I pause after reading the quote out loud and Emilie and I look at each other without saying anything. The words seem to demand a moment of silence. “These more rational discussions of having children, I definitely thought about them too”, Emilie then says, “but ultimately they are not going to affect my own decision, because having kids is a primal instinct. Climate change, for an example, is so abstract, and being a parent is so close, such a personal experience”. I tell her that I wish I felt the same way. In other words, Emilie finds the attempt to rationalize one’s primal instincts away futile, whereas I find it equally difficult to deny the notion that the personal is political in this particularly harrowing moment of history that we are living in. “But the ethical is always a struggle” Emilie reminds me, “it exists in that space between our personal ideological outlook on the world and the reality we live in”. I agree with her, but find myself reluctant to draw any conclusions on the matter.
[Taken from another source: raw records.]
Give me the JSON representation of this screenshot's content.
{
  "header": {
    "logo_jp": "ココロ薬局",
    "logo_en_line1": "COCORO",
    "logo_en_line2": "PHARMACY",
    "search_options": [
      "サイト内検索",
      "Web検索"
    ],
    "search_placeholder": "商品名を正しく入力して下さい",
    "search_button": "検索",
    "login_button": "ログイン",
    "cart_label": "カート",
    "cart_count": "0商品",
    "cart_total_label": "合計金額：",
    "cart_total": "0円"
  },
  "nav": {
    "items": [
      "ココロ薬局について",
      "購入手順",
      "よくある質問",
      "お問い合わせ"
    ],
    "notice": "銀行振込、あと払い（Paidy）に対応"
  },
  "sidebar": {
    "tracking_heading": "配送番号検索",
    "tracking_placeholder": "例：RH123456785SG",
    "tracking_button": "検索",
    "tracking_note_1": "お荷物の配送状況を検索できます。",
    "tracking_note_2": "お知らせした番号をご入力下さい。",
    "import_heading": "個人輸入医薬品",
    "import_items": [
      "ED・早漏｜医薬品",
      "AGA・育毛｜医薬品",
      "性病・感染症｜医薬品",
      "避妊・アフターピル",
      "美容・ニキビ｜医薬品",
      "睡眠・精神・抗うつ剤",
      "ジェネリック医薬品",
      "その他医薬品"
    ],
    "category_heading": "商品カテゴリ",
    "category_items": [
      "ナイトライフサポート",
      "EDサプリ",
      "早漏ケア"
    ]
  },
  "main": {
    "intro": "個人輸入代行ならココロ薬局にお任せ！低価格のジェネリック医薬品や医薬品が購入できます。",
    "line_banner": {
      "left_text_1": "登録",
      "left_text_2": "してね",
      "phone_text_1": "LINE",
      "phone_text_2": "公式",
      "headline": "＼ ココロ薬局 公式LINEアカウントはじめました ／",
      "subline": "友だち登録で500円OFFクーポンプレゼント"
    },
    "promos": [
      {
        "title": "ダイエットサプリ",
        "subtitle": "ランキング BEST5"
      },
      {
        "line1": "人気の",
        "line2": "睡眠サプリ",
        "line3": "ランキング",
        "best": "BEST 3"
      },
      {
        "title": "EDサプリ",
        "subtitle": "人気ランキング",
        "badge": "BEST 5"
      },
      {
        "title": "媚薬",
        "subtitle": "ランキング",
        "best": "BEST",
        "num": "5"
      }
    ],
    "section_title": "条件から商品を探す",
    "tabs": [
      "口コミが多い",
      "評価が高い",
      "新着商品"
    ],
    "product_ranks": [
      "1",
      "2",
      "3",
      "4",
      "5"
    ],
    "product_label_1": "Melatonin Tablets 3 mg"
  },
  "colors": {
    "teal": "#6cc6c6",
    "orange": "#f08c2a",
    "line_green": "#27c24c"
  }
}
For Heti, the ethical aspect of becoming a mother does not seem to be the most defining one. Having somehow already made the decision not to have children, providing an ethical perspective will only justify that decision, if you ask me. There is little rationale for having children today, which is yet another reason why we must alter the framework within which we think about motherhood. Not to say that none of us should have any more babies, but that the premise for making the decision—to be or not to be a mother—must be reconsidered, reinvented and retaught.
Emilie and I have talked for almost two hours. Our coffee cups are empty and outside the autumn light is dimming down. As I walk home, I think about how this book has enabled a conversation between us that I found difficult to initiate with anyone in such an honest way before. “For most women, having children is always lying out there like a great unknown space that they will inevitably enter” I recall Emilie saying with some irritation at one point, “it’s just expected to happen”. On the street, a woman is walking in front of me with a stroller, in which a little boy peeps out from his oversize coat. I look further ahead, towards the lakes and the trees in their bright autumn colors. The leaves will soon be gone. They are beautiful.
Motherhood by Sheila Heti was published by Harvill Secker in May 2018. It can be purchased at ark books.